Author and organisation: Helen McMillan CWFS, Jason Condon and Helen Burns NSW DPI.
Producer and advisor surveys indicate that current approaches to managing soil acidity are based on research and guidelines from the 1990s, and were therefore developed under very different and less productive farming systems. Most fertiliser, lime and crop selection decisions are guided by soil sample analyses collected at traditional depths of 0–10 cm. Depending on the crop or pasture sequence, the common trigger to apply lime is when soil pHCa is around 4.5–4.8. It is applied at minimal rates to remove toxic aluminium (target pHCa 5–5.2).

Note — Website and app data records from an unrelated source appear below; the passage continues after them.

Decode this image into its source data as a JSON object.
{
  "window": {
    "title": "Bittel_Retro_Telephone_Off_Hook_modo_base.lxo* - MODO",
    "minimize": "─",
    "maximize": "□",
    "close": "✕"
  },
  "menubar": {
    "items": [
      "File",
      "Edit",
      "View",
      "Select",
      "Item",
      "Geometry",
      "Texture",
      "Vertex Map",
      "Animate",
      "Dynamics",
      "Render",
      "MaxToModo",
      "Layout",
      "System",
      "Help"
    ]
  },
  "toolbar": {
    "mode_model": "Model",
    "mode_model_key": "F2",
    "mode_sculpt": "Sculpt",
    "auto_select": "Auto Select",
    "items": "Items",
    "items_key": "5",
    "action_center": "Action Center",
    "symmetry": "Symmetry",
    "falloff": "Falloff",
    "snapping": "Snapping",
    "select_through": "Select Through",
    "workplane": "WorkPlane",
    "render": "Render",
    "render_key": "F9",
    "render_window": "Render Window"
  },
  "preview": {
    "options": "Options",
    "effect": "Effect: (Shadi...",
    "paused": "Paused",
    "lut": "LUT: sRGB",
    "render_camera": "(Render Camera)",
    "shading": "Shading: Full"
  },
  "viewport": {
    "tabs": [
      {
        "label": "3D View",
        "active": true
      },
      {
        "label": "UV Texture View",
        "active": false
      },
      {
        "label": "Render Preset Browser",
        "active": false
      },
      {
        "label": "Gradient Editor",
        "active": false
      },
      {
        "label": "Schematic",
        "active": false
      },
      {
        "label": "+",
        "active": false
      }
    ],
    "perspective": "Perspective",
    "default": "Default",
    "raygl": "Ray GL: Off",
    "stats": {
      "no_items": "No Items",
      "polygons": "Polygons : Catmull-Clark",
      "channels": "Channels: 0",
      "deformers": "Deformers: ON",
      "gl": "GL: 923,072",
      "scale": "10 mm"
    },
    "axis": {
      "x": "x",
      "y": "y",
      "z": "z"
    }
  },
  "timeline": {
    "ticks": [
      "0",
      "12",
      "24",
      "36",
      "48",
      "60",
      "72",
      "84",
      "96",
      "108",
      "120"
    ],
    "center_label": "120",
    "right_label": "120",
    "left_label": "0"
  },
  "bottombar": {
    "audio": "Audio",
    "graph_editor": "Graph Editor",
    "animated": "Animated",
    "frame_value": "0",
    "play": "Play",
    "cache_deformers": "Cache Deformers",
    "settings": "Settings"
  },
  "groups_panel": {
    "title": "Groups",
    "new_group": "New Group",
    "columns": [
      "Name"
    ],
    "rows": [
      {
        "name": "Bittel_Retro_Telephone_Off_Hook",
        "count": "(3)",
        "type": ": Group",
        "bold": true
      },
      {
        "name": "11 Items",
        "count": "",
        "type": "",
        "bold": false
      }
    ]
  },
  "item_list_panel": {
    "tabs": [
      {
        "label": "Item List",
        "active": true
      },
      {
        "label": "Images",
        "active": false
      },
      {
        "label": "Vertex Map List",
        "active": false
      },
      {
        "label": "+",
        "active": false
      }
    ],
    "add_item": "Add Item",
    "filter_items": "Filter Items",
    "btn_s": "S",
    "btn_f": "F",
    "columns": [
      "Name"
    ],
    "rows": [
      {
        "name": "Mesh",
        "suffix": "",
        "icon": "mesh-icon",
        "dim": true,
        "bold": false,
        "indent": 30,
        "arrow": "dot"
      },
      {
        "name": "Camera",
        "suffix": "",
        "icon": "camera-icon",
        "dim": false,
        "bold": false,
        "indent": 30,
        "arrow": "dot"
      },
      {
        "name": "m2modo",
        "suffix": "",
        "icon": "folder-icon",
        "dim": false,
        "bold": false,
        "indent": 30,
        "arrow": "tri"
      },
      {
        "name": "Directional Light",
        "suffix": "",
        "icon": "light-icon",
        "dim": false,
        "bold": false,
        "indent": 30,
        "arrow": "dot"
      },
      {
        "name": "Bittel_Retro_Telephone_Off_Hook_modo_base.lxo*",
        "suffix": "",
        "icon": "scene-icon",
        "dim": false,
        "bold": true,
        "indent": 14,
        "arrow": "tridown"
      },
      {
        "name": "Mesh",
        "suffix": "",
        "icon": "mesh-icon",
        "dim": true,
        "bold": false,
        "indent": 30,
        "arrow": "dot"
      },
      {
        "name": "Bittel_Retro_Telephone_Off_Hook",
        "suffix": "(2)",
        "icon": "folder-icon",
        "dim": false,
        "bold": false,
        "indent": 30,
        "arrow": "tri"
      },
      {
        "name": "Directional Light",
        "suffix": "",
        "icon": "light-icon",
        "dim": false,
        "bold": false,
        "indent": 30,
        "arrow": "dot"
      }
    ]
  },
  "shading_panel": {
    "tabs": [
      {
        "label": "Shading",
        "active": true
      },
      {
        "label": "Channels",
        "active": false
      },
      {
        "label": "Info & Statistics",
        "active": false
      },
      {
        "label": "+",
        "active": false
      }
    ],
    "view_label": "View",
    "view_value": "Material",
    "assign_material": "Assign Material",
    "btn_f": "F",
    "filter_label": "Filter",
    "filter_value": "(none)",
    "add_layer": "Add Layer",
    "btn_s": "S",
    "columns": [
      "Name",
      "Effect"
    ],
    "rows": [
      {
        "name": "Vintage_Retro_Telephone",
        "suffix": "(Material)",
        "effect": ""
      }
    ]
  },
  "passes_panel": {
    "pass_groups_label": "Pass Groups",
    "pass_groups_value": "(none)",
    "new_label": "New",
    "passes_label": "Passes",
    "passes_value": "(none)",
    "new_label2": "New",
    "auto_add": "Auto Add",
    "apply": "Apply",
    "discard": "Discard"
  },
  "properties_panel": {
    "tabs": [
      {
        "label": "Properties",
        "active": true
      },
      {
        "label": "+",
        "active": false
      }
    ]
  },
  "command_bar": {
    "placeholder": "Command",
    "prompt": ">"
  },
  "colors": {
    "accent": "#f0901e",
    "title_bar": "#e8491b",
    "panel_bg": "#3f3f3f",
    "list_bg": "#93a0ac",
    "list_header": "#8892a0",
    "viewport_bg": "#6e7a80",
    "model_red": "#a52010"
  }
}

These traditionally reactive approaches and a failure to monitor the effectiveness of acid soil management programs are responsible for widespread, undetected subsurface acidification in marginally acidic soils, as well as those with a long history of soil testing and lime application (Burns and Norton 2018). Recent studies challenge the short-term focus of current acid soil management programs:
Li et al. (2019) recommended revising pH targets and re-liming intervals in order to address subsurface acidification, proposing soil maintenance pHCa above 5.5 in the 0–10 cm surface layer to gradually increase subsurface pH.
Condon et al. (2020) highlighted inadequacies of current acid soil management programs and reinforced the need for a shift from mitigating soil acidity to prevention, particularly in zero tillage farming systems.
Conyers et al. (2020) concluded that ongoing reaction of limestone and reacidification processes influenced soil pH and that ‘the slow but measurable improvement in subsurface acidity, and the sustained residual value to grain yield’ required a long-term approach to amelioration efforts to manage and prevent subsurface acidification.
This article reports preliminary results from the first year after liming treatments were implemented from the paddock scale site at Trundle in 2020. This site is one of five designed to monitor long-term changes in soil chemical properties as influenced by various liming rates and management to develop a predictive model to improve decision-making around optimum lime rates and incorporation strategies.
- Location: approx. 25 km north of Trundle NSW
- Soil type: sandy loam; soil pHCa range of 4.3-5.6 down to 30 cm
- Farming system: continuous cropping with pulses and canola included in the rotation
- Treatments applied: March 2020
- Growing season rainfall (April-October): 430 mm